by enormous profits and minimal risks, criminal organizations at
all levels of sophistication are involved in the trafficking of
children as human cargo across international borders for sexual
exploitation and forced labor.
The fall of communism, coupled with the deteriorating third world
economies, has fueled the dramatic rise of this sinister form of
commerce. Additionally, international organized crime groups such
as the Chinese Triads; Japanese Yakuza; Russian, Albanian, Georgian,
Ukrainian, Polish, Nigerian, and Thai criminal networks have also
capitalized on weak economies; corruption, and improved international
transportation infrastructure in order to facilitate the smuggling
and trafficking of some 700,000 to 2,000,000 people globally each
year. Some of these organizations have abandoned their historic
ethnic alliances to join together in criminal enterprises and to
hinder U.S. Government law enforcement efforts.
The national and international enforcement environment changed
significantly after the September 11 attacks. BICE places a significant
emphasis on targeting alien smuggling organizations that present
threats to national security. This emphasis recognizes that terrorists
and their associates are likely to align themselves with specific
alien smuggling networks to obtain undetected entry into the United
States. In addition to the emerging terrorist threat, three factors
have created an environment in which terrorists and smuggling enterprises
may combine their criminal efforts to pose a significant national
and international threat. These factors are: 1) The involved criminal
organizations growing volume and sophistication, 2) Their ability
to exploit public corruption; and, 3) Lax immigration controls
in source and transit countries.
As in our war on terrorism, the most effective means of addressing
these issues is by attacking the problem in source and transit
countries thereby preventing entry into the United States. For
many years, we have recognized the need to identify and dismantle
large-scale trans-national smuggling organizations and have done
so in collaboration with other law enforcement agencies, both foreign
and domestic. And we have served as co-chair, with the Department
of Justice and the Central Intelligence Agency, to an interagency
working group on smuggling targeting criminal organizations that
present national security concerns for the United States. In the
aftermath of September 11 and in concert with the intelligence

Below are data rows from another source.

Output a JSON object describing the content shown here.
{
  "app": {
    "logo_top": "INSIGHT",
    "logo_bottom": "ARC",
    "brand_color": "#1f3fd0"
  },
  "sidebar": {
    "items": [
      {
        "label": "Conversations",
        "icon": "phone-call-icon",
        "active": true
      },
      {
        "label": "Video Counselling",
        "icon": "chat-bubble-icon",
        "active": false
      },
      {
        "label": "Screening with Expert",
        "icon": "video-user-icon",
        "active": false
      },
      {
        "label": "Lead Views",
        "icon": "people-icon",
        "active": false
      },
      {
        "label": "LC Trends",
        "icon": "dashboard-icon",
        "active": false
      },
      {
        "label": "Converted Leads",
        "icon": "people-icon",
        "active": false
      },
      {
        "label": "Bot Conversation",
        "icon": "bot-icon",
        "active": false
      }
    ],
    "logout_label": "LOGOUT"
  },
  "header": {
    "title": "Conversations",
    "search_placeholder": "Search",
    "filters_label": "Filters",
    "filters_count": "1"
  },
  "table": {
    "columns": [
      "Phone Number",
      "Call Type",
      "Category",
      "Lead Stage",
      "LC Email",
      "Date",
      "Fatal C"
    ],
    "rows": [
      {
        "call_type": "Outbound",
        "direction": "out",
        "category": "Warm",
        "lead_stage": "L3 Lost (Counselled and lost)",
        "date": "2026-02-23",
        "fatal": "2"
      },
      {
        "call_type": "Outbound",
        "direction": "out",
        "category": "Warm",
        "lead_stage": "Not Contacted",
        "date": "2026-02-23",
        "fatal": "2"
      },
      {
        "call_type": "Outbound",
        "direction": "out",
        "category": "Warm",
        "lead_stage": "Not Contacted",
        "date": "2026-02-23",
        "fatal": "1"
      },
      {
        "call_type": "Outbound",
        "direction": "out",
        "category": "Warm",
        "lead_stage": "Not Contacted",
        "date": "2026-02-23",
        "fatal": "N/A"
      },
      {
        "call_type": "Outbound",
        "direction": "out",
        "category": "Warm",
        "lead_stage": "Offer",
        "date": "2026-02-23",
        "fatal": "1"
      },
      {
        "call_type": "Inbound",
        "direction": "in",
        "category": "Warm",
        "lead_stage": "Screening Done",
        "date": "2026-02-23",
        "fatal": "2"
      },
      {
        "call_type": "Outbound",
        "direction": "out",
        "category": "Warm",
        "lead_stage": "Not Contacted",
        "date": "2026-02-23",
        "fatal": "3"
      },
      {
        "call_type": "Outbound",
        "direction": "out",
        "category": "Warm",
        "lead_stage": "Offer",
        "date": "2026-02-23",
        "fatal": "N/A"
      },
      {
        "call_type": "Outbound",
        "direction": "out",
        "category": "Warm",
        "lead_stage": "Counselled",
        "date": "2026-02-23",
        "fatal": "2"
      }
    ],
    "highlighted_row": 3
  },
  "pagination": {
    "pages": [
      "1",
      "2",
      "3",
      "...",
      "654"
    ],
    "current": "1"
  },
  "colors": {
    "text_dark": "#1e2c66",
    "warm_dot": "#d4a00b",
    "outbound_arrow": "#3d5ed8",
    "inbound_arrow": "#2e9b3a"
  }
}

community, we redirected our efforts to focus on smuggling organizations
alleged to smuggle aliens who have ties with terrorists groups.
Consequently, BICE is developing a strategy that will address alien
smuggling and human trafficking at the national and international
levels. The global Anti-Smuggling/Human Trafficking Strategy will
concentrate our efforts in intelligence-driven investigations against
major violators, specifically targeting organizations with ties
to countries that support terrorist organizations such as al Queda.
Members of this Subcommittee have previously raised the issue
of the need for enhancing the penalties for smuggling offenses.
While we believe the penalties set forth in section 274 of the
Immigration and Nationality Act to be adequate, in practice the
sentences imposed in cases have traditionally been quite short.
Sentencing enhancements mandated by the Illegal Immigration Reform
and Immigrant Responsibility Act of 1996 have, however, resulted
in significant increases in sentences imposed in the past few years.
We look forward to working with this Committee in our efforts
to save lives and secure our national interests. I hope my remarks
today have been informative and helpful to each of you in understanding
the complexity surrounding these issues. I thank you for inviting
me to testify and I will be glad to answer any questions you may
have at this time.
(Distributed by the Bureau of International Information Programs,
U.S. Department of State. Web site: http://usinfo.state.gov)